In our house, it's in the dead center of activity. Because of plumbing and venting access, it's the first thing you see when you walk down the stairs into our basement, and in addition to our kitchen and dining room, our basement has become the heart of our home. There, both my wife and I have our own offices where we welcome business collaborators, take meetings, and do video
“As is a tale, so is life: not how long it is, but how good it is, is what matters.” – Seneca
Suppose you are getting ready to start a really big project––a project that will require an immense amount of time and effort, a project that has so many parts and components that you are certain that you will lose your way and make mistakes. It is just that big. And yet the one thing you can be certain about is that the materials for this project are precious and you will not be able to re-start the project once you begin––you'll have to keep forging ahead even if you make mistakes. It will be the summative production
If you are anything like me, there have been numerous times in your life when you have been in a Target/Costco/Sur La Table/Container Store when box full of intricate, multi-shaped and variously sized plastic containers has come into view, and you have thought, "it's time I get organized!" The lure of organization is powerful because it feels like if you have a place for not only everything, but every KIND of thing, you'll never fall into disorder again.
I have learned something from a lifetime of tangling with stackable, burp-able, intricately sized storage containers: freedom does not come in a system that has options for every possibility, it comes in a simple system based on interchangeable parts. And in the world of food storage, we should look not to the glossy, marketed boxes in the housewares aisle, but to the humble set up of your neighborhood takeout place
Pegboards have always had a place in my shop. They are simple to install, and easy to reconfigure as the needs evolve. I have a section by my stationary tools and few large boards for everything else. Mostly, I keep small tools like screwdrivers, scrapers and saws hanging. But there's so much more than hooks and pins. For example, here's a simple pegboard holder to organize my growing collection of blowtorch tools.
For those of you who have mastered denying the temptation to pick at procrastination's bountiful buffet, this article will be a waste of your time. I'd suggest moving on to something else—this handy jazz album primer, how to turn an old shirt into a pocket square, or this awesome list of 14 burger recipes.
But for those of you who find it difficult to resist the siren song of putting stuff off until the last minute, or who (worse yet) willingly delay working until the 11th hour, let's take a moment to examine the evidence that procrastination is a horrible idea.

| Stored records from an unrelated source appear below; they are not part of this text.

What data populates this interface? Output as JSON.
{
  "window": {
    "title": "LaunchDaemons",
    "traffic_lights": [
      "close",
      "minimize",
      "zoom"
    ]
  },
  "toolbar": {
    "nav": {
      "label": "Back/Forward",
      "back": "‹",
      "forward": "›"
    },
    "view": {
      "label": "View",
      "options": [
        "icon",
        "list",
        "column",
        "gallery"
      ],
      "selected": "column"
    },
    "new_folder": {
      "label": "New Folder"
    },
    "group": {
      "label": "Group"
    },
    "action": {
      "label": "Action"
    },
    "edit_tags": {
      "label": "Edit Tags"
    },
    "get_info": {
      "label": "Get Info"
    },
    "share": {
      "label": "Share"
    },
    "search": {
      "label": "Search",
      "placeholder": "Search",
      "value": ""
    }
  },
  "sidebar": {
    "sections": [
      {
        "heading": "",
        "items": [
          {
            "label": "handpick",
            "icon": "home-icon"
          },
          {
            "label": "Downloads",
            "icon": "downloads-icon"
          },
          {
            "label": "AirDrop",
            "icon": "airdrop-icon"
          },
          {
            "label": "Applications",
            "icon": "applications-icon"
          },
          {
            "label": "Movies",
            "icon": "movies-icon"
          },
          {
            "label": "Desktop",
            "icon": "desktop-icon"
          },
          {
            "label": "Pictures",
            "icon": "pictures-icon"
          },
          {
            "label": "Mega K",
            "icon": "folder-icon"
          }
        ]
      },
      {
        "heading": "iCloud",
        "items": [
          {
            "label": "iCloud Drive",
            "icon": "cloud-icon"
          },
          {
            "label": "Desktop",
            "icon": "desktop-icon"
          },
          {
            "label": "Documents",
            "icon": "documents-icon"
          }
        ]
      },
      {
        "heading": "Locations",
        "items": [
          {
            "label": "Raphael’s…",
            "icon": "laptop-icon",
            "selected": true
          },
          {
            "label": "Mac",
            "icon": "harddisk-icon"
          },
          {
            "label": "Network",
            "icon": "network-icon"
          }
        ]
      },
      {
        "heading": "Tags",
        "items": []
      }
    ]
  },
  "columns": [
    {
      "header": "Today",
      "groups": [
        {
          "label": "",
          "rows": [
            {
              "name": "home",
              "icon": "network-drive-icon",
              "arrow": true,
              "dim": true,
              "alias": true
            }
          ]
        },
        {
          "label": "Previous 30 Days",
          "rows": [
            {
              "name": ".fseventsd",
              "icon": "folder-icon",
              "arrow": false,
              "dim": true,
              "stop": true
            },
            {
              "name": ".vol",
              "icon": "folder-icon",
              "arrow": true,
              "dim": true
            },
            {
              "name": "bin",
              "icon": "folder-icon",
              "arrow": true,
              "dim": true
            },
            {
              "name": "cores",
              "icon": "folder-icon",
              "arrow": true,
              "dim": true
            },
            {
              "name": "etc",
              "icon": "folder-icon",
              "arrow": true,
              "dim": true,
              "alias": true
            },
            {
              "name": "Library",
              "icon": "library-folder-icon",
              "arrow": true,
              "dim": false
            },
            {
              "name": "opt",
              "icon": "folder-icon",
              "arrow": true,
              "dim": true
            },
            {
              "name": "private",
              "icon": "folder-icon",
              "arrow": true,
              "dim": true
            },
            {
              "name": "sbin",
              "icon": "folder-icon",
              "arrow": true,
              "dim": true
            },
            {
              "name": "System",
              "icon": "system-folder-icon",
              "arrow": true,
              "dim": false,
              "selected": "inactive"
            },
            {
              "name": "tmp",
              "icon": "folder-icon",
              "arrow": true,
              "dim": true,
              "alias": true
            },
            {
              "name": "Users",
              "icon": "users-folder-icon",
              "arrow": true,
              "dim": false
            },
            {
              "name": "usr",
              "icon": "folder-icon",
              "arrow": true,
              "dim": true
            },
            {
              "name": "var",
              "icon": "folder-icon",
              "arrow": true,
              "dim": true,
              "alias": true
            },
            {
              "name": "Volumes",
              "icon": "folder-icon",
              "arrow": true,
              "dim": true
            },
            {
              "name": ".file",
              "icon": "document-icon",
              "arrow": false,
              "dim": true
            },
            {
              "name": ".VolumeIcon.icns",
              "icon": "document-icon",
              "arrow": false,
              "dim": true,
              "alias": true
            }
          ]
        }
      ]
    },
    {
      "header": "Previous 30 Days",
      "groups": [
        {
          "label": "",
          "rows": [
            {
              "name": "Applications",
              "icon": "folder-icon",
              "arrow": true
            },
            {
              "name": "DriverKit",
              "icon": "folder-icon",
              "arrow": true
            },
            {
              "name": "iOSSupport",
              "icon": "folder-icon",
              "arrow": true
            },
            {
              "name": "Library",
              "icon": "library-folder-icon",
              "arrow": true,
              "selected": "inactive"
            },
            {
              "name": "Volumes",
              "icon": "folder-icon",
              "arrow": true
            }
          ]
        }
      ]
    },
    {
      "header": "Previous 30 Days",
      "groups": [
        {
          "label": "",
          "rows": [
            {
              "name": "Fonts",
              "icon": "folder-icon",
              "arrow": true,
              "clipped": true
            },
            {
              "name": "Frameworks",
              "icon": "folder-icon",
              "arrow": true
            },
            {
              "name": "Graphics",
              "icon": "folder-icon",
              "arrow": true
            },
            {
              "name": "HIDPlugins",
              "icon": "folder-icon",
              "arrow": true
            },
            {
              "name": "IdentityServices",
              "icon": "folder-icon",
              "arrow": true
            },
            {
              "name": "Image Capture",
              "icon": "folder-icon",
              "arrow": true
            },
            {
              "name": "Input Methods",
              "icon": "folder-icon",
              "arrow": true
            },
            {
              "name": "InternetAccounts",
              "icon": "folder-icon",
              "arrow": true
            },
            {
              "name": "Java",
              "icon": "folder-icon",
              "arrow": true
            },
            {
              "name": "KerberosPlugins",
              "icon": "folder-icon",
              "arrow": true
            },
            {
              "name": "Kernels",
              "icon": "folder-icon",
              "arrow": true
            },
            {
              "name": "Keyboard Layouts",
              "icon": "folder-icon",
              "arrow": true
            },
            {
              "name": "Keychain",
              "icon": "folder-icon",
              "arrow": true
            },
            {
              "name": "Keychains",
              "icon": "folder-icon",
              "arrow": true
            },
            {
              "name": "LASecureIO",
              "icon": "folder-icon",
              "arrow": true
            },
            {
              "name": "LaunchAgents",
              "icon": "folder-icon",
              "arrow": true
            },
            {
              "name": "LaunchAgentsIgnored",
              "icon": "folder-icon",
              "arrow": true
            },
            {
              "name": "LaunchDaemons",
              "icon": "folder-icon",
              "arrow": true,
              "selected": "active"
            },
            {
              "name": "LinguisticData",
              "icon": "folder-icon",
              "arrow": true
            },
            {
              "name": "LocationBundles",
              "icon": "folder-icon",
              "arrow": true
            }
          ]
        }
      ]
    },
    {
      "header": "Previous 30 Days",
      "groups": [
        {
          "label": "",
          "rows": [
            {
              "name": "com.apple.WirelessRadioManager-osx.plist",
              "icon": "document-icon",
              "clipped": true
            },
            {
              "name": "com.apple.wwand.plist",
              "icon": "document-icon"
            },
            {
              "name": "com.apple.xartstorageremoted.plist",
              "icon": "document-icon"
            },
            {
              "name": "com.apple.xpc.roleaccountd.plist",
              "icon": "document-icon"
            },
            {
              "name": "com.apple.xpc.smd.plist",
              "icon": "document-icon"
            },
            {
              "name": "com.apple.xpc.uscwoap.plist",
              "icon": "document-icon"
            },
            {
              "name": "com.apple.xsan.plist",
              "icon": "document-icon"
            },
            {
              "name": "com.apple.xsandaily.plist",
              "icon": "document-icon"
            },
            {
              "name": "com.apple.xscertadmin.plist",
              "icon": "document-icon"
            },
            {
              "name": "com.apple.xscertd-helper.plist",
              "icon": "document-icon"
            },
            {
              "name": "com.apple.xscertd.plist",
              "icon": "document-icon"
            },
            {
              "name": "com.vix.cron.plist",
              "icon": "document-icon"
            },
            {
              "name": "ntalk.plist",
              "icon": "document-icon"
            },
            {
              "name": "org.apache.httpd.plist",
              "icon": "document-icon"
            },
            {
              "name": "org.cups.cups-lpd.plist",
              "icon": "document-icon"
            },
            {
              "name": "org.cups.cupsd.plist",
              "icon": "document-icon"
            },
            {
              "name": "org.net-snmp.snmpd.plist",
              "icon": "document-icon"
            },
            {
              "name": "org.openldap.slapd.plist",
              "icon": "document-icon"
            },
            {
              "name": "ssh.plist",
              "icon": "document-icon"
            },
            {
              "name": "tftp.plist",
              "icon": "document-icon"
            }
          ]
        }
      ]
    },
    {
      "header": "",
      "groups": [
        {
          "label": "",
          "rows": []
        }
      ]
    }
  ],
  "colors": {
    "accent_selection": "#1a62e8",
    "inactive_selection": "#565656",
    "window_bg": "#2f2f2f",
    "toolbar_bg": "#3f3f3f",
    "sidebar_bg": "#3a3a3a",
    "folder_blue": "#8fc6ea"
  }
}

Move over pegboard. When you've assembled a proper collection of hand tools, the best way to keep them safe, organized, and available within reach is a custom tool wall. Each item gets a designed holder that keeps like pieces together and accessible, allowing you to maximize your storage space.
Plus, let's admit it: they also look super cool.
Search “bullet journal” in Instagram or Pinterest and you’ll see a cornucopia of tricked-out notebooks. The Esteemed Society of Crafters on the Internet has truly created a thing of beauty. But if you’re one of the “Ain’t Nobody Got Time for That” (ANGTFT) set, don’t be fooled by the washi tape, calligraphy, and rococo calendar ornaments: a minimalist bullet journal is, hands down, the most efficient and robust planning tool in your productivity kit.
95% of the time, a tool box is overkill. Whether taking some items to help a friend with a project, or just working on something in my own home two floors above my basement shop, the act of dragging out the toolbox, selecting the items from the pegboard and arranging them appropriately, and then lugging the whole thing around is simply unnecessary.